** ACTIVITY **
Restate each entry below exactly; pictures stay out of the copy.

Items from an interface collection:
——————————
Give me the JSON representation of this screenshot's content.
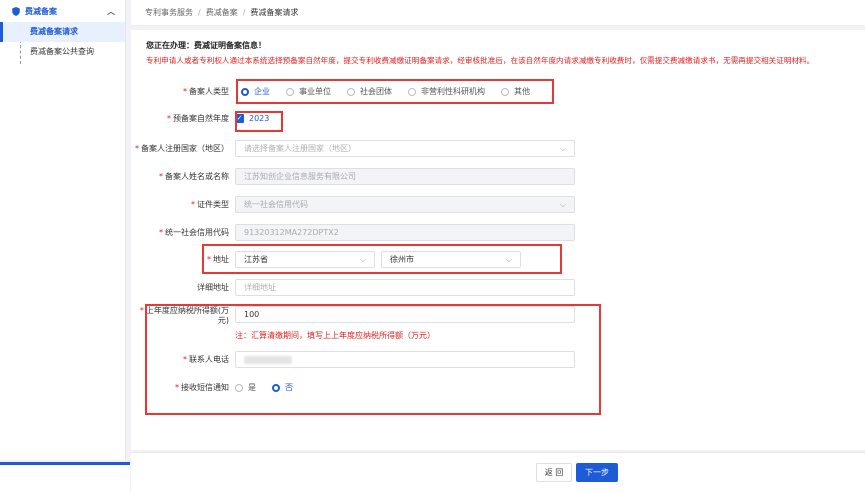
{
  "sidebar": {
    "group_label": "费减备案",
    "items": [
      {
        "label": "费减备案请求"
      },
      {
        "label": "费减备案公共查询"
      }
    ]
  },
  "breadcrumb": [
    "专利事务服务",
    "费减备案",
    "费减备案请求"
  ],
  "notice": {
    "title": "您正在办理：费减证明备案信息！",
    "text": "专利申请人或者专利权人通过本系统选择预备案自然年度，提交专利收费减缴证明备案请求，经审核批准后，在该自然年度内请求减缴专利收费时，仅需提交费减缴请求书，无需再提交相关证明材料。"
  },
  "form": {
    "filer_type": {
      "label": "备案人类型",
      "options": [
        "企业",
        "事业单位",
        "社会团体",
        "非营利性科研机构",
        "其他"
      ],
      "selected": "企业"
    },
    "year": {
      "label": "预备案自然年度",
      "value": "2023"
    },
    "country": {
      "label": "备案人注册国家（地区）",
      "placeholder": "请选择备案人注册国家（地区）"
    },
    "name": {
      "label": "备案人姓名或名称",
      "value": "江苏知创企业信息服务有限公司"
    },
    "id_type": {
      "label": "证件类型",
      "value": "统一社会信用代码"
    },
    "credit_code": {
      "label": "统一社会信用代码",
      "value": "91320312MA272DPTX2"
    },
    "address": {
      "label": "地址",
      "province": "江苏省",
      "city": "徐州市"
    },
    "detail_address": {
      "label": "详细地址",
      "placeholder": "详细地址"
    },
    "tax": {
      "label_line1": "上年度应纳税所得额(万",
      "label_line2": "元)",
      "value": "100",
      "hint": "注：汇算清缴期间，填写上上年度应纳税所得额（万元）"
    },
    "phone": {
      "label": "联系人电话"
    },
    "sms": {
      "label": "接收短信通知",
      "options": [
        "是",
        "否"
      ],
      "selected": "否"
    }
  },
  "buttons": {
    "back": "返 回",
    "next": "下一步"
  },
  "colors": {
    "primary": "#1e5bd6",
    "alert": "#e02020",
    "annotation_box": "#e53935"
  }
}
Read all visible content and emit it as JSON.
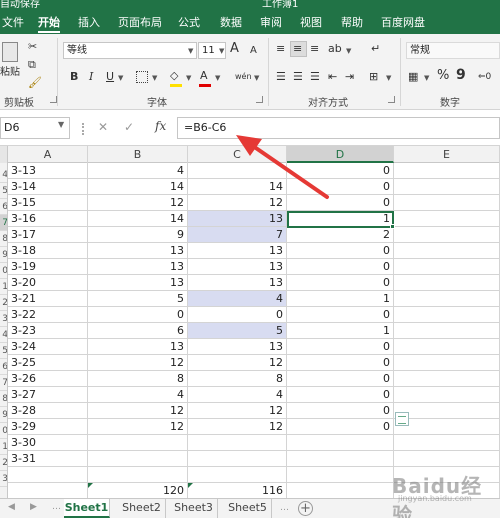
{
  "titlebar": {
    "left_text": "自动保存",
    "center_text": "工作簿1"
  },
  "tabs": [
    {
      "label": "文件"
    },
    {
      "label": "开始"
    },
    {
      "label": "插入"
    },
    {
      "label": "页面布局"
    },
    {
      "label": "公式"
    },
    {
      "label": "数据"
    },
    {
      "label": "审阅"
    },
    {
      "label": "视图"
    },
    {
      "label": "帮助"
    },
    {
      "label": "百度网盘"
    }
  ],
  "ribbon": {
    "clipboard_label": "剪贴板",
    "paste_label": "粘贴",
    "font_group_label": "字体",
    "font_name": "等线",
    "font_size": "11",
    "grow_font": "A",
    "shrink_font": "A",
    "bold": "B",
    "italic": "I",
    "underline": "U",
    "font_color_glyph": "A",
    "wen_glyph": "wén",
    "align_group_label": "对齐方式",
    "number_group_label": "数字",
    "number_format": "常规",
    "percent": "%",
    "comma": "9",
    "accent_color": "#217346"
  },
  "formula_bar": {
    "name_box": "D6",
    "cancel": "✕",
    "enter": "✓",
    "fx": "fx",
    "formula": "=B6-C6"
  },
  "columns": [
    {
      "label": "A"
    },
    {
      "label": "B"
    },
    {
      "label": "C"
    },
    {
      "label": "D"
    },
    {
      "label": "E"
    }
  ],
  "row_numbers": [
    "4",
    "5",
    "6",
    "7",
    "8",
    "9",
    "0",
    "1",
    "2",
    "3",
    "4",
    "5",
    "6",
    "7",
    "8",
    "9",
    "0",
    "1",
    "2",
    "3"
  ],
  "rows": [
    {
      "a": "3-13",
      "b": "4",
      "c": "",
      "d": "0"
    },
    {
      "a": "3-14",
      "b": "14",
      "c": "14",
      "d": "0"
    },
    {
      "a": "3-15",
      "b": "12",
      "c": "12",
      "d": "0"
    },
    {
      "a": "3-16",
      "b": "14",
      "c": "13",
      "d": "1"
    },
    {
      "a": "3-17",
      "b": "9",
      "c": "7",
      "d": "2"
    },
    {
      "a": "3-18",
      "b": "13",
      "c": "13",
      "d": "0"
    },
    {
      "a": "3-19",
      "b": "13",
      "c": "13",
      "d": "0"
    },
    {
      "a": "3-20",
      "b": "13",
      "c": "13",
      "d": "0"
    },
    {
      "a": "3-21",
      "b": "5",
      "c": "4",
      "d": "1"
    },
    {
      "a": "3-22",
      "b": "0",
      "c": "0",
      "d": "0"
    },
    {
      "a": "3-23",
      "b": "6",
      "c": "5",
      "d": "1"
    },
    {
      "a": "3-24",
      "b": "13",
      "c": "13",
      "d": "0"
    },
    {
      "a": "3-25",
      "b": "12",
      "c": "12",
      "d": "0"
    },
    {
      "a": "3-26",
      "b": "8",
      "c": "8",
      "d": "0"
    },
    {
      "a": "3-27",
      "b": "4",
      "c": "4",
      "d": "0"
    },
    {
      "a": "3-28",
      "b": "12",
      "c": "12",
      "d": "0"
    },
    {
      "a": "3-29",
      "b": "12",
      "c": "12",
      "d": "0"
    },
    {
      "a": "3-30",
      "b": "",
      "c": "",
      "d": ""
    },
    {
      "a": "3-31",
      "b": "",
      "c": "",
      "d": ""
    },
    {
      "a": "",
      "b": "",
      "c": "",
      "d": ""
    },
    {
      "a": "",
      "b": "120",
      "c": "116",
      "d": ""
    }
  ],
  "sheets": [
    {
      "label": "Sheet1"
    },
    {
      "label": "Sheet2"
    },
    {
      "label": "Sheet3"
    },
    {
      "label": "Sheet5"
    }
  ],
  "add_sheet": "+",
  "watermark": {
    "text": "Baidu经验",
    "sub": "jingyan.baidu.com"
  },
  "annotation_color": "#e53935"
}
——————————
** TASK RESULT **
Give me the JSON representation of this screenshot's content.
{
  "sidebar": {
    "group_label": "费减备案",
    "items": [
      {
        "label": "费减备案请求"
      },
      {
        "label": "费减备案公共查询"
      }
    ]
  },
  "breadcrumb": [
    "专利事务服务",
    "费减备案",
    "费减备案请求"
  ],
  "notice": {
    "title": "您正在办理：费减证明备案信息！",
    "text": "专利申请人或者专利权人通过本系统选择预备案自然年度，提交专利收费减缴证明备案请求，经审核批准后，在该自然年度内请求减缴专利收费时，仅需提交费减缴请求书，无需再提交相关证明材料。"
  },
  "form": {
    "filer_type": {
      "label": "备案人类型",
      "options": [
        "企业",
        "事业单位",
        "社会团体",
        "非营利性科研机构",
        "其他"
      ],
      "selected": "企业"
    },
    "year": {
      "label": "预备案自然年度",
      "value": "2023"
    },
    "country": {
      "label": "备案人注册国家（地区）",
      "placeholder": "请选择备案人注册国家（地区）"
    },
    "name": {
      "label": "备案人姓名或名称",
      "value": "江苏知创企业信息服务有限公司"
    },
    "id_type": {
      "label": "证件类型",
      "value": "统一社会信用代码"
    },
    "credit_code": {
      "label": "统一社会信用代码",
      "value": "91320312MA272DPTX2"
    },
    "address": {
      "label": "地址",
      "province": "江苏省",
      "city": "徐州市"
    },
    "detail_address": {
      "label": "详细地址",
      "placeholder": "详细地址"
    },
    "tax": {
      "label_line1": "上年度应纳税所得额(万",
      "label_line2": "元)",
      "value": "100",
      "hint": "注：汇算清缴期间，填写上上年度应纳税所得额（万元）"
    },
    "phone": {
      "label": "联系人电话"
    },
    "sms": {
      "label": "接收短信通知",
      "options": [
        "是",
        "否"
      ],
      "selected": "否"
    }
  },
  "buttons": {
    "back": "返 回",
    "next": "下一步"
  },
  "colors": {
    "primary": "#1e5bd6",
    "alert": "#e02020",
    "annotation_box": "#e53935"
  }
}
Read all visible content and emit it as JSON.
{
  "titlebar": {
    "left_text": "自动保存",
    "center_text": "工作簿1"
  },
  "tabs": [
    {
      "label": "文件"
    },
    {
      "label": "开始"
    },
    {
      "label": "插入"
    },
    {
      "label": "页面布局"
    },
    {
      "label": "公式"
    },
    {
      "label": "数据"
    },
    {
      "label": "审阅"
    },
    {
      "label": "视图"
    },
    {
      "label": "帮助"
    },
    {
      "label": "百度网盘"
    }
  ],
  "ribbon": {
    "clipboard_label": "剪贴板",
    "paste_label": "粘贴",
    "font_group_label": "字体",
    "font_name": "等线",
    "font_size": "11",
    "grow_font": "A",
    "shrink_font": "A",
    "bold": "B",
    "italic": "I",
    "underline": "U",
    "font_color_glyph": "A",
    "wen_glyph": "wén",
    "align_group_label": "对齐方式",
    "number_group_label": "数字",
    "number_format": "常规",
    "percent": "%",
    "comma": "9",
    "accent_color": "#217346"
  },
  "formula_bar": {
    "name_box": "D6",
    "cancel": "✕",
    "enter": "✓",
    "fx": "fx",
    "formula": "=B6-C6"
  },
  "columns": [
    {
      "label": "A"
    },
    {
      "label": "B"
    },
    {
      "label": "C"
    },
    {
      "label": "D"
    },
    {
      "label": "E"
    }
  ],
  "row_numbers": [
    "4",
    "5",
    "6",
    "7",
    "8",
    "9",
    "0",
    "1",
    "2",
    "3",
    "4",
    "5",
    "6",
    "7",
    "8",
    "9",
    "0",
    "1",
    "2",
    "3"
  ],
  "rows": [
    {
      "a": "3-13",
      "b": "4",
      "c": "",
      "d": "0"
    },
    {
      "a": "3-14",
      "b": "14",
      "c": "14",
      "d": "0"
    },
    {
      "a": "3-15",
      "b": "12",
      "c": "12",
      "d": "0"
    },
    {
      "a": "3-16",
      "b": "14",
      "c": "13",
      "d": "1"
    },
    {
      "a": "3-17",
      "b": "9",
      "c": "7",
      "d": "2"
    },
    {
      "a": "3-18",
      "b": "13",
      "c": "13",
      "d": "0"
    },
    {
      "a": "3-19",
      "b": "13",
      "c": "13",
      "d": "0"
    },
    {
      "a": "3-20",
      "b": "13",
      "c": "13",
      "d": "0"
    },
    {
      "a": "3-21",
      "b": "5",
      "c": "4",
      "d": "1"
    },
    {
      "a": "3-22",
      "b": "0",
      "c": "0",
      "d": "0"
    },
    {
      "a": "3-23",
      "b": "6",
      "c": "5",
      "d": "1"
    },
    {
      "a": "3-24",
      "b": "13",
      "c": "13",
      "d": "0"
    },
    {
      "a": "3-25",
      "b": "12",
      "c": "12",
      "d": "0"
    },
    {
      "a": "3-26",
      "b": "8",
      "c": "8",
      "d": "0"
    },
    {
      "a": "3-27",
      "b": "4",
      "c": "4",
      "d": "0"
    },
    {
      "a": "3-28",
      "b": "12",
      "c": "12",
      "d": "0"
    },
    {
      "a": "3-29",
      "b": "12",
      "c": "12",
      "d": "0"
    },
    {
      "a": "3-30",
      "b": "",
      "c": "",
      "d": ""
    },
    {
      "a": "3-31",
      "b": "",
      "c": "",
      "d": ""
    },
    {
      "a": "",
      "b": "",
      "c": "",
      "d": ""
    },
    {
      "a": "",
      "b": "120",
      "c": "116",
      "d": ""
    }
  ],
  "sheets": [
    {
      "label": "Sheet1"
    },
    {
      "label": "Sheet2"
    },
    {
      "label": "Sheet3"
    },
    {
      "label": "Sheet5"
    }
  ],
  "add_sheet": "+",
  "watermark": {
    "text": "Baidu经验",
    "sub": "jingyan.baidu.com"
  },
  "annotation_color": "#e53935"
}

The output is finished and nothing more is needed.